[WHAT YOU HAVE TO DO]:
The entries are to be repeated in full, without any change.

Items from an interface collection:
Segment Open

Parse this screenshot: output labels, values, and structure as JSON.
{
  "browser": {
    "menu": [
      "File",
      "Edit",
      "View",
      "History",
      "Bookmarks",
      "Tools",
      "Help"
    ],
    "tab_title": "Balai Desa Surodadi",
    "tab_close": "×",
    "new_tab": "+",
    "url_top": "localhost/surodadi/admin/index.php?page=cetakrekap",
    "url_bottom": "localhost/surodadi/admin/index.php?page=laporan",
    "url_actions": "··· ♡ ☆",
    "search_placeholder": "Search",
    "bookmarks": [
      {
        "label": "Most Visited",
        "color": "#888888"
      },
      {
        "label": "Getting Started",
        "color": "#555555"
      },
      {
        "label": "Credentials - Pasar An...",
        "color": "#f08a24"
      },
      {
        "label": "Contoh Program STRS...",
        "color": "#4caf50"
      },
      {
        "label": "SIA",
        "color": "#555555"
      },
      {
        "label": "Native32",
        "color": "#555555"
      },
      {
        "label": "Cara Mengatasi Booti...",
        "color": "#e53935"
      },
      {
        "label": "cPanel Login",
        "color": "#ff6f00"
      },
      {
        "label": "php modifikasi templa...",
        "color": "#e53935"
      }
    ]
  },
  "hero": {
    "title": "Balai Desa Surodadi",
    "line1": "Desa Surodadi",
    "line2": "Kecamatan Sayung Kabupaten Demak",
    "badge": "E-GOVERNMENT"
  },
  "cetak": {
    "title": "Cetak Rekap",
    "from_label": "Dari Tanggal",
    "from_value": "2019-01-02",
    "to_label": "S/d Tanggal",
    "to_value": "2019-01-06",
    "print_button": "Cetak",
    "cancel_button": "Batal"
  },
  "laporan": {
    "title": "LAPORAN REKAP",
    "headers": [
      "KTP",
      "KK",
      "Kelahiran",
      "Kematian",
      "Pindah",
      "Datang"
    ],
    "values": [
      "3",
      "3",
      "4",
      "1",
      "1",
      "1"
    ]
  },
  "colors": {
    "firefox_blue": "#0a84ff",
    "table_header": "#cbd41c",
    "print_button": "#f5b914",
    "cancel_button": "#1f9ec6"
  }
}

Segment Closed

[EXPECTED ANSWER]:
Parse this screenshot: output labels, values, and structure as JSON.
{
  "browser": {
    "menu": [
      "File",
      "Edit",
      "View",
      "History",
      "Bookmarks",
      "Tools",
      "Help"
    ],
    "tab_title": "Balai Desa Surodadi",
    "tab_close": "×",
    "new_tab": "+",
    "url_top": "localhost/surodadi/admin/index.php?page=cetakrekap",
    "url_bottom": "localhost/surodadi/admin/index.php?page=laporan",
    "url_actions": "··· ♡ ☆",
    "search_placeholder": "Search",
    "bookmarks": [
      {
        "label": "Most Visited",
        "color": "#888888"
      },
      {
        "label": "Getting Started",
        "color": "#555555"
      },
      {
        "label": "Credentials - Pasar An...",
        "color": "#f08a24"
      },
      {
        "label": "Contoh Program STRS...",
        "color": "#4caf50"
      },
      {
        "label": "SIA",
        "color": "#555555"
      },
      {
        "label": "Native32",
        "color": "#555555"
      },
      {
        "label": "Cara Mengatasi Booti...",
        "color": "#e53935"
      },
      {
        "label": "cPanel Login",
        "color": "#ff6f00"
      },
      {
        "label": "php modifikasi templa...",
        "color": "#e53935"
      }
    ]
  },
  "hero": {
    "title": "Balai Desa Surodadi",
    "line1": "Desa Surodadi",
    "line2": "Kecamatan Sayung Kabupaten Demak",
    "badge": "E-GOVERNMENT"
  },
  "cetak": {
    "title": "Cetak Rekap",
    "from_label": "Dari Tanggal",
    "from_value": "2019-01-02",
    "to_label": "S/d Tanggal",
    "to_value": "2019-01-06",
    "print_button": "Cetak",
    "cancel_button": "Batal"
  },
  "laporan": {
    "title": "LAPORAN REKAP",
    "headers": [
      "KTP",
      "KK",
      "Kelahiran",
      "Kematian",
      "Pindah",
      "Datang"
    ],
    "values": [
      "3",
      "3",
      "4",
      "1",
      "1",
      "1"
    ]
  },
  "colors": {
    "firefox_blue": "#0a84ff",
    "table_header": "#cbd41c",
    "print_button": "#f5b914",
    "cancel_button": "#1f9ec6"
  }
}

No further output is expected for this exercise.